I know I’m a teacher this year, but I am constantly trying to be a student of life. So, inspired by Emily Jasper‘s post, “Lessons I’m Learning From Being an Adviser and Teacher”, I’ve decided to share some things that I’ve learned (or learned to do better) this year working at a school and being a Jesuit Volunteer.

1). PATIENCE. To work with kids, you must be patient. Not everything goes to plan and it’s so important to realize that high school students… are high school students.

2). Trust. Great relationships don’t just happen over night. They must be built and nurtured to create a sense of trust between both parties.

3). Community isn’t easy. People have different views, expectations, passions, and habits. It’s so important to be accepting of each other and to be aware of these things. Concessions, sacrifice, and awareness are integral parts to any community and it’s something I’m constantly working on!

4). Eating vegetarian (most of the time) isn’t so bad after all. Seriously, I eat healthier in better quantities and have been able to expand my food repertoire considerably this year.

5). Teaching is hard. Holding the attention of a high schooler for 50 straight minutes is no easy task and you must be ready for anything. The teacher’s I work with are so dedicated and caring. They set the tone and are great leaders and people. I’ve learned that teaching is not for me, but that it is a job that people don’t appreciate nearly enough. This being said…

6). I love the one on one and small group interactions I have with students. It’s the highlight of my day when I tutor or get to work with students individually. I’ve also been able to create a level of trust with many of my students and hope that they get as much out of our conversations as I get from them!

7). The saddest thing in life is wasted talent, and the choices that you make will shape your life forever. – A Bronx Tale.

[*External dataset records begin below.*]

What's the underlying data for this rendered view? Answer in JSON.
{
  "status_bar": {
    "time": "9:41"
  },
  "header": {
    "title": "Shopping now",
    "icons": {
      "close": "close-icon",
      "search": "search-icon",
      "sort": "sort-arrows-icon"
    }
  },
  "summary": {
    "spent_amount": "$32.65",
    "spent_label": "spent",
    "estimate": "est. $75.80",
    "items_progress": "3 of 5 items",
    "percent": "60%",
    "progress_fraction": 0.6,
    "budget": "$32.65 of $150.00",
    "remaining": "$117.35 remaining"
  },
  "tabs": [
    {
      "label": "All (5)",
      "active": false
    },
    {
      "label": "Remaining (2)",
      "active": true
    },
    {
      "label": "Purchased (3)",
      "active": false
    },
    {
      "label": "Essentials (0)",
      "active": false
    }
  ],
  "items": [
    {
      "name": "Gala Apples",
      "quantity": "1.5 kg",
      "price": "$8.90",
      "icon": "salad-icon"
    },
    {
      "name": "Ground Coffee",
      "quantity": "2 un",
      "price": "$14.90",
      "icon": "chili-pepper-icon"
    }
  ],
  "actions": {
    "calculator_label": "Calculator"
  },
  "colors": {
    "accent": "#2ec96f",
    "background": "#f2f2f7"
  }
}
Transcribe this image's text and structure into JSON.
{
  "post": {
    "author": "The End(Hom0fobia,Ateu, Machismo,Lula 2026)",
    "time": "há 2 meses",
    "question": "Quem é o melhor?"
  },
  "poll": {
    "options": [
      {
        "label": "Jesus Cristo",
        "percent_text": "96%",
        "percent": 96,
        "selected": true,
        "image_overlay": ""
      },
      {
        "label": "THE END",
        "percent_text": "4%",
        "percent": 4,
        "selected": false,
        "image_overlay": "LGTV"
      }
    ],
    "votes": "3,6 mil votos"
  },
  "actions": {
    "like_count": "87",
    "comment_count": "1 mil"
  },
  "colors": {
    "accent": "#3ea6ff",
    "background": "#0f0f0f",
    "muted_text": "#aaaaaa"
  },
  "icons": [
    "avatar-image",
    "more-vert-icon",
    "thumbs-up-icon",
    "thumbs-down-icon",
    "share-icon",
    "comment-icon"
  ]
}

So true. And especially true for my students.

8). Blogging is incredibly fun.